**TASK DESCRIPTION:** Copy every line of the data that contains the string "icon".

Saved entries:
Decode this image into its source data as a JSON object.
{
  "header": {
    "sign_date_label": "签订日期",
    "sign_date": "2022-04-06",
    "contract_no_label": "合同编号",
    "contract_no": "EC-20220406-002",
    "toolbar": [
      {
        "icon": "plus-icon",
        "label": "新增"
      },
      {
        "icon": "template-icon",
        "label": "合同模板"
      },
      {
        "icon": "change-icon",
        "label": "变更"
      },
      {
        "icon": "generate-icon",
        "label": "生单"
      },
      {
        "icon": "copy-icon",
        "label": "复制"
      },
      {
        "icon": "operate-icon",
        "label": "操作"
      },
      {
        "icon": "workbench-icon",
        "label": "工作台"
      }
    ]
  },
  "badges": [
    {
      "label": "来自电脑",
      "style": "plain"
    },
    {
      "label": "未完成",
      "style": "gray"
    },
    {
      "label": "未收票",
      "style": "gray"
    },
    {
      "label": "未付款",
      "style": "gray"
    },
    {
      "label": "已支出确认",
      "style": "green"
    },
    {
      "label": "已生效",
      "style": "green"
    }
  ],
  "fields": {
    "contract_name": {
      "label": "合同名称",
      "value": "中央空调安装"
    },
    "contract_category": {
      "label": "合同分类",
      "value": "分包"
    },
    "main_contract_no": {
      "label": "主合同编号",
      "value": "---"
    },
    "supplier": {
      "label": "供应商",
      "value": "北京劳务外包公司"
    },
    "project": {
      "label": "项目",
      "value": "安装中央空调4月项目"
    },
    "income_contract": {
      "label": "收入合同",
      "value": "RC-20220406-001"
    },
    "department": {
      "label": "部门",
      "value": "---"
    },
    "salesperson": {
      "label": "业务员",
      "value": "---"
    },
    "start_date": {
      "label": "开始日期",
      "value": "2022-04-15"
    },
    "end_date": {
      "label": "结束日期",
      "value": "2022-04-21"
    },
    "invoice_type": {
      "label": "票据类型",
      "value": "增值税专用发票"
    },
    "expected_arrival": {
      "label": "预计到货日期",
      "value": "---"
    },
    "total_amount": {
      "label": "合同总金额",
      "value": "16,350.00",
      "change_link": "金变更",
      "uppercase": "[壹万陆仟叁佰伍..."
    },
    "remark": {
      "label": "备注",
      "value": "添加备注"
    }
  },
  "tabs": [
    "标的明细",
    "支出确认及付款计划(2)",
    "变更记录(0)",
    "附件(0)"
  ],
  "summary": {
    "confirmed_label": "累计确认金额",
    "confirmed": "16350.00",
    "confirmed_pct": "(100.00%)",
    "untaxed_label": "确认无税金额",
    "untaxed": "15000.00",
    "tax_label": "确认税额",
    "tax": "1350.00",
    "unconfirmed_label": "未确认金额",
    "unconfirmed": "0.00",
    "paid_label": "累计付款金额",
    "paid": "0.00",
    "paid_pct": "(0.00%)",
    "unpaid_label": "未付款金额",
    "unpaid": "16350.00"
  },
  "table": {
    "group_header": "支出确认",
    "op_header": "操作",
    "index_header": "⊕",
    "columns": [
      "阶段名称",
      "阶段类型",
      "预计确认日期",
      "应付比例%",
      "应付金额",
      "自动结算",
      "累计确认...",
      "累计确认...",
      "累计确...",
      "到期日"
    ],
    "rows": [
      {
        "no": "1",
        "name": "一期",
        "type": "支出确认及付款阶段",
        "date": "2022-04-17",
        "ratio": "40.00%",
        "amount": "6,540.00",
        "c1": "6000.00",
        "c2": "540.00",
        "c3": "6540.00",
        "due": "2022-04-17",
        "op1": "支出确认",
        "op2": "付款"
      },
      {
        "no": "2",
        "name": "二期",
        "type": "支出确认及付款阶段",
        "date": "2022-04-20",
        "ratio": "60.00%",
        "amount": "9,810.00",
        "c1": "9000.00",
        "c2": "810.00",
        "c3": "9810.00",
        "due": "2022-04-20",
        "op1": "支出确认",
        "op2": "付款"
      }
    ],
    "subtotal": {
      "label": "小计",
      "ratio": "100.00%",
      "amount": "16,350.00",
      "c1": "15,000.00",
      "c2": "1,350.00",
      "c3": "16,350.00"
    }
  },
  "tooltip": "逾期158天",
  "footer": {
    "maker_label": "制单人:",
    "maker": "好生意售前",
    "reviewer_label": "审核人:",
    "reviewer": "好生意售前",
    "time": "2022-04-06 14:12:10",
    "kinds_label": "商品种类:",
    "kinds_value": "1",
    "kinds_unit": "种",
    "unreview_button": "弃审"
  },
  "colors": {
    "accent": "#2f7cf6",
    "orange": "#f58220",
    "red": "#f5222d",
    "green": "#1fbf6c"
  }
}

**SOLVED PROBLEM:**
        "icon": "plus-icon",
        "icon": "template-icon",
        "icon": "change-icon",
        "icon": "generate-icon",
        "icon": "copy-icon",
        "icon": "operate-icon",
        "icon": "workbench-icon",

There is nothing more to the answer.